Dropping The “Little”
The dropping of “Little” from his stage name serves in retrospect as a signal for Wonder’s change in fortunes. He had several hits throughout the rest of the 60s, including “Uptight (Everything’s Alright),” a Bob Dylan cover of “Blowin’ in the Wind,” “I Was Made To Love Her,” and “Signed, Sealed, Delivered, I’m Yours.”
Wonder established himself as more than just a one-hit wonder and a child prodigy. But his greatest years were yet to come.
During the 70s, Wonder began work that would prompt critics to later refer to him as a pioneer in R&B, as well as pop, funk, jazz, soul, and gospel. This decade became known as his classic period, and in it he penned some of his most famous works, including Grammy award-winning albums Innervisions and Fulfillingness’ First Finale. These works helped push R&B into the album era.
Wonder’s songs in the classic period were popular because of his powerful, thought-provoking lyrics on social, political, and romantic themes, as much as for the incredible sound he produced. He used synthesizers and the Hohner Clavinet keyboard to create unique melodies unheard of anywhere else. His albums flowed together in unified works of incomparable artistry.
By the end of the 70s, Wonder had cemented himself as a legend in R&B and Pop forever.
Becoming A Legend
In the 1980s, Wonder rose even higher in the annals of music fame with some of his most famous hits, like “Let’s Get Serious,” “Happy Birthday” (which he used to advocate for Martin Luther King, Jr.’s birthday to be recognized as a national holiday), “That Girl,” and “I Just Called to Say I Love You.”
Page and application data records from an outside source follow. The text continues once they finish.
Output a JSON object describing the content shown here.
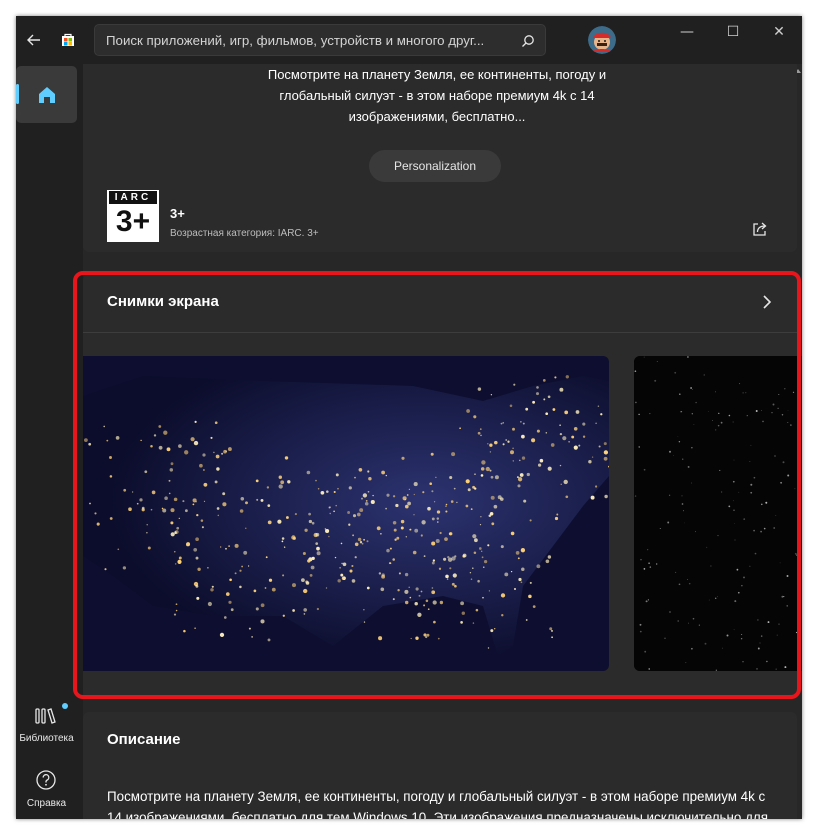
{
  "window": {
    "search": {
      "placeholder": "Поиск приложений, игр, фильмов, устройств и многого друг..."
    },
    "controls": {
      "minimize": "—",
      "maximize": "☐",
      "close": "✕"
    }
  },
  "sidebar": {
    "library_label": "Библиотека",
    "help_label": "Справка"
  },
  "app": {
    "short_description": "Посмотрите на планету Земля, ее континенты, погоду и глобальный силуэт - в этом наборе премиум 4k с 14 изображениями, бесплатно...",
    "category_chip": "Personalization",
    "rating": {
      "iarc_text": "IARC",
      "age": "3+",
      "value": "3+",
      "description": "Возрастная категория: IARC. 3+"
    },
    "screenshots_title": "Снимки экрана",
    "description_title": "Описание",
    "description_text": "Посмотрите на планету Земля, ее континенты, погоду и глобальный силуэт - в этом наборе премиум 4k с 14 изображениями, бесплатно для тем Windows 10. Эти изображения предназначены исключительно для использования в качестве обоев рабочего стола."
  },
  "colors": {
    "accent": "#60cdff",
    "highlight": "#e8161c",
    "background": "#272727",
    "card": "#2b2b2b"
  }
}
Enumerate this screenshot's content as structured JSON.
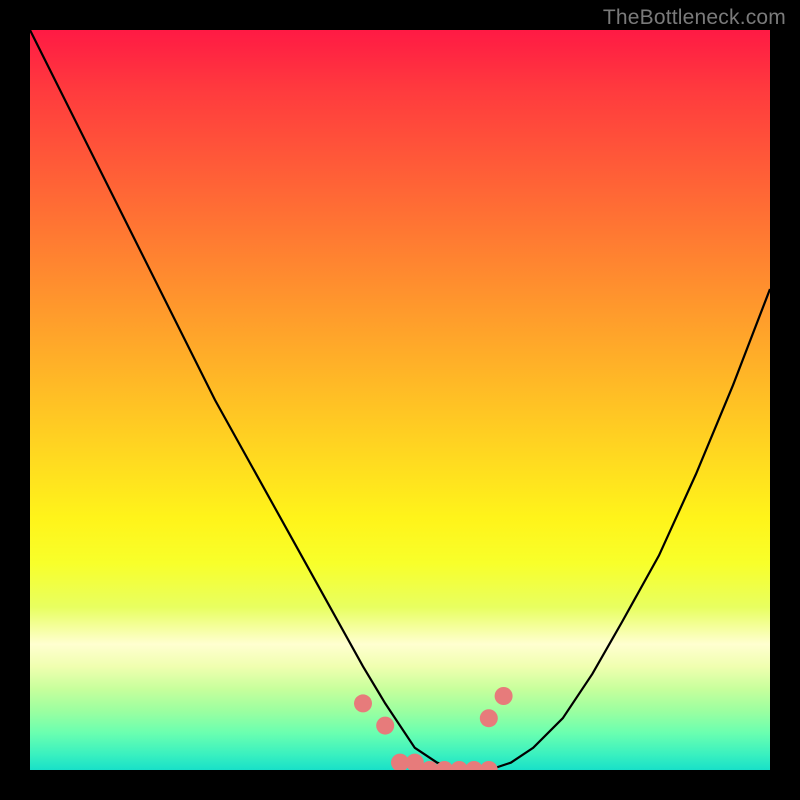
{
  "watermark": "TheBottleneck.com",
  "chart_data": {
    "type": "line",
    "title": "",
    "xlabel": "",
    "ylabel": "",
    "xlim": [
      0,
      100
    ],
    "ylim": [
      0,
      100
    ],
    "x": [
      0,
      5,
      10,
      15,
      20,
      25,
      30,
      35,
      40,
      45,
      48,
      50,
      52,
      55,
      58,
      60,
      62,
      65,
      68,
      72,
      76,
      80,
      85,
      90,
      95,
      100
    ],
    "values": [
      100,
      90,
      80,
      70,
      60,
      50,
      41,
      32,
      23,
      14,
      9,
      6,
      3,
      1,
      0,
      0,
      0,
      1,
      3,
      7,
      13,
      20,
      29,
      40,
      52,
      65
    ],
    "markers": {
      "x": [
        45,
        48,
        50,
        52,
        54,
        56,
        58,
        60,
        62,
        62,
        64
      ],
      "y": [
        9,
        6,
        1,
        1,
        0,
        0,
        0,
        0,
        0,
        7,
        10
      ]
    },
    "colors": {
      "curve": "#000000",
      "marker": "#e77b7b",
      "gradient_top": "#ff1a44",
      "gradient_bottom": "#18e0c8"
    }
  }
}
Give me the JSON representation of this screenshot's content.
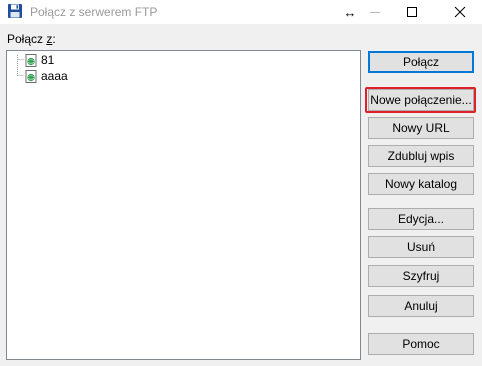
{
  "window": {
    "title": "Połącz z serwerem FTP",
    "icon": "floppy-disk-icon"
  },
  "title_buttons": {
    "resize": "↔",
    "minimize": "minimize-icon",
    "maximize": "maximize-icon",
    "close": "close-icon"
  },
  "connect_label": {
    "prefix": "Połącz ",
    "accel": "z",
    "suffix": ":"
  },
  "tree": {
    "items": [
      {
        "label": "81",
        "icon": "server-globe-icon"
      },
      {
        "label": "aaaa",
        "icon": "server-globe-icon"
      }
    ]
  },
  "buttons": {
    "connect": "Połącz",
    "new_connection": "Nowe połączenie...",
    "new_url": "Nowy URL",
    "duplicate": "Zdubluj wpis",
    "new_folder": "Nowy katalog",
    "edit": "Edycja...",
    "delete": "Usuń",
    "encrypt": "Szyfruj",
    "cancel": "Anuluj",
    "help": "Pomoc"
  },
  "colors": {
    "highlight": "#e0202a",
    "default_border": "#0078d7",
    "title_text": "#9a9a9a"
  }
}
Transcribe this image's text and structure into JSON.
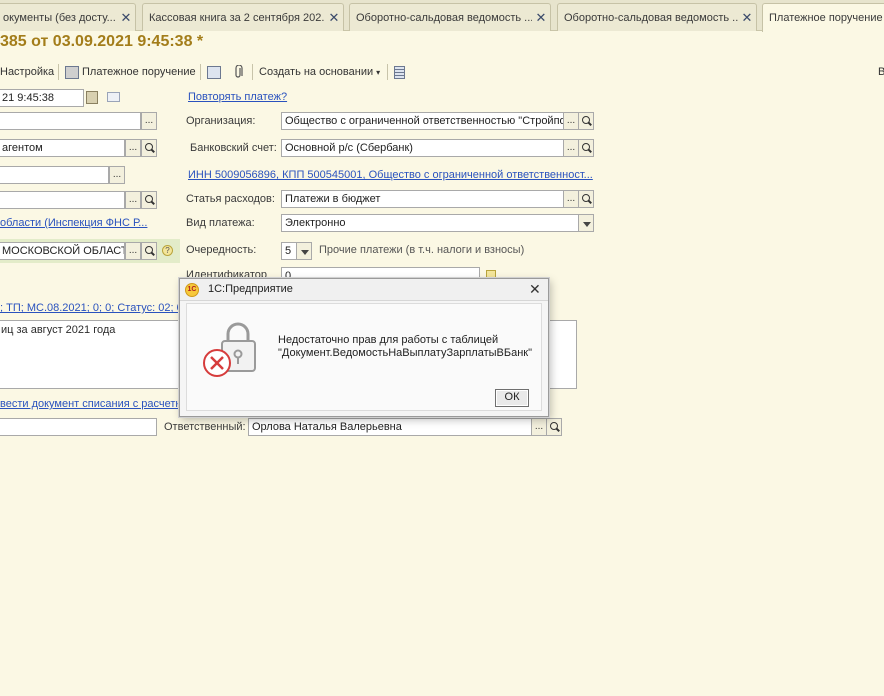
{
  "tabs": [
    {
      "label": "окументы (без досту...",
      "close": "✕"
    },
    {
      "label": "Кассовая книга за 2 сентября 202...",
      "close": "✕"
    },
    {
      "label": "Оборотно-сальдовая ведомость ...",
      "close": "✕"
    },
    {
      "label": "Оборотно-сальдовая ведомость ...",
      "close": "✕"
    },
    {
      "label": "Платежное поручение",
      "close": ""
    }
  ],
  "document": {
    "title": "385 от 03.09.2021 9:45:38 *"
  },
  "toolbar": {
    "settings": "Настройка",
    "payment_order": "Платежное поручение",
    "create_based_on": "Создать на основании",
    "right_edge": "В"
  },
  "form": {
    "date_value": "21  9:45:38",
    "repeat_payment_link": "Повторять платеж?",
    "organization_label": "Организация:",
    "organization_value": "Общество с ограниченной ответственностью \"Стройпос",
    "bank_account_label": "Банковский счет:",
    "bank_account_value": "Основной р/с (Сбербанк)",
    "agent_value": "агентом",
    "inn_link": "ИНН 5009056896, КПП 500545001, Общество с ограниченной ответственност...",
    "expense_item_label": "Статья расходов:",
    "expense_item_value": "Платежи в бюджет",
    "tax_office_link": "области (Инспекция ФНС Р...",
    "payment_type_label": "Вид платежа:",
    "payment_type_value": "Электронно",
    "recipient_value": "МОСКОВСКОЙ ОБЛАСТИ",
    "help_icon": "?",
    "priority_label": "Очередность:",
    "priority_value": "5",
    "priority_note": "Прочие платежи (в т.ч. налоги и взносы)",
    "identifier_label": "Идентификатор",
    "identifier_value": "0",
    "status_link": "; ТП; МС.08.2021; 0; 0; Статус: 02; 0",
    "purpose_text": "иц за август 2021 года",
    "writeoff_link": "вести документ списания с расчетн",
    "responsible_label": "Ответственный:",
    "responsible_value": "Орлова Наталья Валерьевна",
    "ellipsis": "...",
    "dd_button": "..."
  },
  "dialog": {
    "title": "1С:Предприятие",
    "logo": "1С",
    "close": "✕",
    "message_line1": "Недостаточно прав для работы с таблицей",
    "message_line2": "\"Документ.ВедомостьНаВыплатуЗарплатыВБанк\"",
    "ok_label": "ОК"
  }
}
Following the 80s, Wonder continued making music and becoming a legendary icon, singing at the Olympics, collaborating with other huge stars such as Babyface and Sting, and receiving the Presidential Medal of Freedom.
Keep the legend alive and request us to play your favourite Stevie Wonder hits from our enormous music library at Retro Radio Australia.